> **Brief**: Copy out each line of the material in which the word "Batch" appears.
········
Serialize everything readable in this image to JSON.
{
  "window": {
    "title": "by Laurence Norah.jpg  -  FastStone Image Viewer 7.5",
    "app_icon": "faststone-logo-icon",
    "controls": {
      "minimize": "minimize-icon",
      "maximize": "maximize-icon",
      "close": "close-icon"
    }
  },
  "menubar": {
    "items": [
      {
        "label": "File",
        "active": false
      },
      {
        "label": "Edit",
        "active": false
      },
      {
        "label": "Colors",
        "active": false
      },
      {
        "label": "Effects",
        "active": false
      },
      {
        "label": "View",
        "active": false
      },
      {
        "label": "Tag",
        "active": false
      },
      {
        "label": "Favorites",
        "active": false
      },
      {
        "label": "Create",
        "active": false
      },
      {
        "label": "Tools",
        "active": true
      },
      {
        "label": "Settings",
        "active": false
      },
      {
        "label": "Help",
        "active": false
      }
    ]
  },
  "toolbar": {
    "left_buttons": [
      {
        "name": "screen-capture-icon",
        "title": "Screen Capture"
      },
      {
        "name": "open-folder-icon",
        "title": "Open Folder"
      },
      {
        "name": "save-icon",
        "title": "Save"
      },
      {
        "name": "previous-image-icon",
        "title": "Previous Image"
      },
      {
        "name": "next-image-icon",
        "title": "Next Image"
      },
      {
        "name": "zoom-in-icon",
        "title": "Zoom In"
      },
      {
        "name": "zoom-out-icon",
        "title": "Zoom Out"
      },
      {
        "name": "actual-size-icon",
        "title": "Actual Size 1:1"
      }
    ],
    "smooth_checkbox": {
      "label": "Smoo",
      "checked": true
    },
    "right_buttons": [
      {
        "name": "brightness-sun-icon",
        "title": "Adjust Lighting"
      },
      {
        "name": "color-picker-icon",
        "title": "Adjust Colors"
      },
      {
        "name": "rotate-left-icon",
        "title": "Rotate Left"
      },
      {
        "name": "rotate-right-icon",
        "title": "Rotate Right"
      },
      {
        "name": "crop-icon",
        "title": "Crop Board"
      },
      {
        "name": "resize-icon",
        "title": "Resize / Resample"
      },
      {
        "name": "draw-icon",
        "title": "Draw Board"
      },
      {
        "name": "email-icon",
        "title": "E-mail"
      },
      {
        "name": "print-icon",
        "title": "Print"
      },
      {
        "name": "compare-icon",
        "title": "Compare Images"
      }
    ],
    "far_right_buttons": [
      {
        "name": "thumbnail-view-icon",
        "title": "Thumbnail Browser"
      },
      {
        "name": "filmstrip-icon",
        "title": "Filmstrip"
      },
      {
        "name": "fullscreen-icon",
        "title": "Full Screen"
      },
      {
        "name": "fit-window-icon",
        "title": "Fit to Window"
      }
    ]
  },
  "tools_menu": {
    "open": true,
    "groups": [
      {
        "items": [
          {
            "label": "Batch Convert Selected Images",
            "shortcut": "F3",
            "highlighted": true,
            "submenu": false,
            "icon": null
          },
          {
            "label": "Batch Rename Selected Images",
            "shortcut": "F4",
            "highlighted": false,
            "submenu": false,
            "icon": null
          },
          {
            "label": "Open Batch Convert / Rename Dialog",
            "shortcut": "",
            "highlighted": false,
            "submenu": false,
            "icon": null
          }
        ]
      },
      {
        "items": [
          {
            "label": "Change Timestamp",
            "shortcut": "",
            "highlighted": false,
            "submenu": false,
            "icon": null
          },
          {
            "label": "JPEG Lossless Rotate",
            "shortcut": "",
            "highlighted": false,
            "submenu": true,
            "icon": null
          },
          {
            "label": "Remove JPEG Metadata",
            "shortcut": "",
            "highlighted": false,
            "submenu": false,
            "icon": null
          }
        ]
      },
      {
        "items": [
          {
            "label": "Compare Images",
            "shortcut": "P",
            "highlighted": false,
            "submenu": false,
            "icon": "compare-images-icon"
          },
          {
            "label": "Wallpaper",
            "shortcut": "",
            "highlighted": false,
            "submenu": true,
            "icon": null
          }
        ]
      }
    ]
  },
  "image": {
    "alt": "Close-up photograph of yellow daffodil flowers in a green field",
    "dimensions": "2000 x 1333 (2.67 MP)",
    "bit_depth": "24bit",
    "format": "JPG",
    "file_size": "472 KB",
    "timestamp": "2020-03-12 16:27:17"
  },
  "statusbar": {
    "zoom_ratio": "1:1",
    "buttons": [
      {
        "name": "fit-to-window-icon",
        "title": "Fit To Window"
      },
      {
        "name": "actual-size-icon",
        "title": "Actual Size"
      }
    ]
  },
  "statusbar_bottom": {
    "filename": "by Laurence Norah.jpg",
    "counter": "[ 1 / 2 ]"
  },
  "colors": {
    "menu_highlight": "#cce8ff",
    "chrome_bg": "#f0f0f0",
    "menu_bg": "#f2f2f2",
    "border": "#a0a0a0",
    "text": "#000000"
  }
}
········
> **Answer to this exercise**:
            "label": "Batch Convert Selected Images",
            "label": "Batch Rename Selected Images",
            "label": "Open Batch Convert / Rename Dialog",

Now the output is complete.